So where should it sit? Where should BCM reside within an organization? There can be pros and cons to having it sit within Technology and pros and cons with it sitting in non-technology areas (commonly referred to as “The Business”). It might be better positioned to be in the middle of the two so that it can act as a bridge; a way to bring both technology and non-technology teams together. Some places have put it under Risk Management, ironically enough, along side such things as Health & Safety and Security groups.
Overall though, if a program is to be successful on an ongoing basis, the ownership, responsibility and accountability must be with a senior member of management; someone with authority and has decision influence. If not, what’s the point? If the program doesn’t meet anyone’s needs and isn’t something that can be utilized when a crisis or disaster strikes, then the person accountable should take a hit on their score card or performance review. Hey, when we don’t’ do something well with our job functions or miss out targets (i.e. sales etc) then the same should be the case for the effectiveness and relevancy of the BCM program. It’s one thing to have a program in place but if it isn’t assigned an owner or someone at a high level who is accountable for it, there’s a chance other initiatives will gain the focus and resources. Oddly enough, those other initiatives will need to be incorporated into the BCM program but because it gets no focus or has not real owner, the program won’t reflect those new needs.
If the responsibility is given to a single individual way down the management hierarchy ladder – and sometimes not even a member of the management team – that person should be held a hero, in my opinion. They have the weight of the entire organization on their shoulders when something goes wrong because no one else is there to take responsibility (I know…I’ve seen a CEO suddenly refer to a employee for some direction). That means this person – who is not part of management – has the same level of influence as the CEO / President. Not bad.
Still, BCM must reside someplace that appears clearly on a corporations org chart and be an accountability of a high ranking management representative that way it will always – or nearly always – get the right amount of support.

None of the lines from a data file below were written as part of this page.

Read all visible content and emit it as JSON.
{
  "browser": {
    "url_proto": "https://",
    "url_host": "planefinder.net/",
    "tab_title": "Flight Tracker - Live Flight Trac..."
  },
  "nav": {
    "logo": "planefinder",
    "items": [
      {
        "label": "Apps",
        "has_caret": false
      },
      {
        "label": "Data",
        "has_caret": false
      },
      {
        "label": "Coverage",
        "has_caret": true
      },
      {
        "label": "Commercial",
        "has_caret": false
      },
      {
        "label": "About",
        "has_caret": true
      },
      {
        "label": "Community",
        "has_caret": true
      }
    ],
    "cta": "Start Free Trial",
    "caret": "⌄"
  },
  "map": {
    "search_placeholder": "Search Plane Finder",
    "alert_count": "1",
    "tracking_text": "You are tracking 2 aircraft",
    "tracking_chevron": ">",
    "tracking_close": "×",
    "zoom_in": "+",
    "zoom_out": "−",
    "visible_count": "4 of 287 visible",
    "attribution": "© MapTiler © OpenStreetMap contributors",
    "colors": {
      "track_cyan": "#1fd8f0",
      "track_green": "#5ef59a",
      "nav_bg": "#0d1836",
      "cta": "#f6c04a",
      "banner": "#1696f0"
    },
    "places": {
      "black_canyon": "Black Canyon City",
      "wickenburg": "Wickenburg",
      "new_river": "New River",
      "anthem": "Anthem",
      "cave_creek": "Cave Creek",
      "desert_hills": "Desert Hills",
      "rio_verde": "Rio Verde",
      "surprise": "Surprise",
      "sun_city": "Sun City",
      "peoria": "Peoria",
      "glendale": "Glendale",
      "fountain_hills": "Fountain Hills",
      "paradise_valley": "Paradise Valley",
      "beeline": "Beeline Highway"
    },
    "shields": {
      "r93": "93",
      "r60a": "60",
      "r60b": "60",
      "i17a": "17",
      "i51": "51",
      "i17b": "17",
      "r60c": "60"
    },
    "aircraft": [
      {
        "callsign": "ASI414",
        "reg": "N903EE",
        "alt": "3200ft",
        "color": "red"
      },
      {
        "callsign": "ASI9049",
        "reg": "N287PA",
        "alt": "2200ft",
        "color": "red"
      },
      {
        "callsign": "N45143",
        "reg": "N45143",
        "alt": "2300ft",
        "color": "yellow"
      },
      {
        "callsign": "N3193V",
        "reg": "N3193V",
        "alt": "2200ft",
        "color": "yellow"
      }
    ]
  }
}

Really, anyone doing an internet search can learn many things about BCM but does that really make them an expert in the field? Unless, they put into practice the things they are learning, I doubt it. It’s kind of like an armchair quarterback who sits and complains about what their football team is doing (or not doing) but has never played a single game in their life.
Is your BCM pie big enough to slice and dice and divvy up various components to all those who want to dip their fingers into the BCM realm? Or, do you have someone specific who is accountable for the program and makes sure that it meets the needs of the organization?
The new book by StoneRoad founder, A.Alex Fullick, MBCI, CBCP, CBRA, ITILv3, “Heads in the Sand: What Stops Corporations From Seeing Business Continuity as a Social Responsibility.” Available at www.stone-road.com **